The MelaFind computer-based imaging system was approved by the FDA and the European Union in Fall 2011 for the evaluation of concerning pigmented lesions after selection by dermatologists. It is expected to be marketed and available this Spring of 2012. The data behind approval, role for use by dermatologists, and potential future uses are reviewed.
The incidence of malignant melanoma of the skin has been increasing over at least the past 50 years and is more than 1 in 10 among non-Hispanic whites in the US.1 The lifetime risk of diagnosis is increasing, and this trend shows no signs of abating. Against this background, interest among physicians and industry is growing for new tools to facilitate melanoma detection to increase early diagnosis and thereby increase survival rates. While skin biopsy for histologic analysis by a dermatopathologist is the gold standard for examination of pigmented lesions, interest has increased in non-invasive analysis of pigmented lesions as an alternative to biopsy.
The newest FDA-approved medical device for assessment of pigmented lesions is the MelaFind imaging system, which uses digital multispectral images in 10 spectral bands and evaluates lesions of interest compared to a computer algorithm. This system has been in development for over 10 years, and was approved by the FDA this fall with the intention of being a diagnostic aid to dermatologists for lesions of clinical concern under consideration for biopsy.
Alternatives to Skin Biopsy
The advantages of non-invasive imaging of pigmented lesions are many: no need for skin biopsy, no residual scarring, less risk of sampling bias for larger lesions because of the ability to assess multiple areas of larger lesions. As technology allows more complex decision-making at a lower cost, several types of imaging are being focused on tumors of the skin. While most focus on targeted lesions of concern, other systems take a whole-body imaging approach.

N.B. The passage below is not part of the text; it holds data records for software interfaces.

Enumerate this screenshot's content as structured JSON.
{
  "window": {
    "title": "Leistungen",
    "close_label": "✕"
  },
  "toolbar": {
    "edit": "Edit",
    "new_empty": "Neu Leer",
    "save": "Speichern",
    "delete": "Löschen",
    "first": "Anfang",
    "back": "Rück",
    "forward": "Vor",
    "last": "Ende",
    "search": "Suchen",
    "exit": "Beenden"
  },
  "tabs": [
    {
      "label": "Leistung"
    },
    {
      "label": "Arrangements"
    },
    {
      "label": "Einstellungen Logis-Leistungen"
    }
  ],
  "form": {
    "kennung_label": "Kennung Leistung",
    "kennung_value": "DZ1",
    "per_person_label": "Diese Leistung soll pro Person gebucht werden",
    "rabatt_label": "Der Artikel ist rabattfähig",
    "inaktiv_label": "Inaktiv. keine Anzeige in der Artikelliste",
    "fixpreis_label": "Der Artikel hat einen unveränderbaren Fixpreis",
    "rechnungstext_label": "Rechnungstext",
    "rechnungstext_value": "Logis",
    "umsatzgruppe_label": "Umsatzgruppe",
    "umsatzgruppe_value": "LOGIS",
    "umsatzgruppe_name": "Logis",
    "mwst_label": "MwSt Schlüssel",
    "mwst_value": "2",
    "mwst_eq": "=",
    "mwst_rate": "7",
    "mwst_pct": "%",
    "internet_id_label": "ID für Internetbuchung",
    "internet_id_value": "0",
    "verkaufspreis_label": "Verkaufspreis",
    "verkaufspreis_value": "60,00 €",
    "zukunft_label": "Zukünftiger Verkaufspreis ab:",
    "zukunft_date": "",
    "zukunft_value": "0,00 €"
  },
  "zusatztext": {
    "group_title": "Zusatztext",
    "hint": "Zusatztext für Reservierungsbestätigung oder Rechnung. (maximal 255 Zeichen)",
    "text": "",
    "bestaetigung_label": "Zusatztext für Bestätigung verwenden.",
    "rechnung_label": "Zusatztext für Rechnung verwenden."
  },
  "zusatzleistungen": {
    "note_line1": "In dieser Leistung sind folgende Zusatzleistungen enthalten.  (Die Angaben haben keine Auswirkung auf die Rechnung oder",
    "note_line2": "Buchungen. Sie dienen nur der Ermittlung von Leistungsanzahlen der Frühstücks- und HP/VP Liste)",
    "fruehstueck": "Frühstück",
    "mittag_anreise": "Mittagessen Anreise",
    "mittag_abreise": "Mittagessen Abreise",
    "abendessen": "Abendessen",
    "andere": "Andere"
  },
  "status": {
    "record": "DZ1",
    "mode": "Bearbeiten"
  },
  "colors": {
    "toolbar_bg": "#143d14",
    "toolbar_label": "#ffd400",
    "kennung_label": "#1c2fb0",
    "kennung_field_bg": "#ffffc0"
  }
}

Non-Invasive Imaging Techniques
Several technologies have emerged for non-invasive evaluation of pigmented lesions. The most commonly used among dermatologists is dermoscopy, which utilizes a 10x magnifier and either polarized light or a liquid medium to cancel out skin surface reflections. This tool allows dermatologists to take a closer look at the structures of a pigmented lesion for better diagnostic accuracy; among expert dermoscopists, it does appear to improve sensitivity.
In vivo reflectance confocal microscopy is another technique to evaluate pigmented lesions without biopsy. Confocal microscopy uses a low-energy laser and computer reconstruction to view sequential layers of depth in so called ″optical sectioning,″ allowing different depths of epidermis and dermis to be examined separately. While still experimental, the pattern of regular rete ridges and regular melanocyte nests can be distinguished from the atypical junctional nests of melanoma in situ and buds of basal cell carcinoma. Confocal microscopy is undergoing clinical trials on an experimental basis to evaluate melanoma, basal cell carcinoma, squamous cell carcinoma, and common melanocytic nevi.
Full-body sequential digital imaging is another approach to pigmented lesion surveillance. While many different standards for body photography exist, attempts have been made to automate body imaging for rapid and cost-effective repeat visits. One device, MelanoScan, uses automated digital photography in a booth similar in size to a phototherapy unit. Digital imaging takes approximately 10 minutes for the entire body. The device is manufactured by a Stamford, CT company and can be purchased by dermatologists' offices. The fee for total body imaging is $150 per session and can be covered by insurances, including Medicare, if criteria such as personal history of melanoma have been met. It is generally available in the northeastern U.S. at this time.
Development and Validation of MelaFind
MelaFind is intended for use on so-called borderline lesions, that is, where a dermatologist would consider biopsy. Its imaging platform and algorithm have been developed to assess lesions of less than 6 mm on "normal" skin (other than mucous membranes, volar skin, or genital skin). It works by scanning pigmented lesions in 10 different spectral bands between blue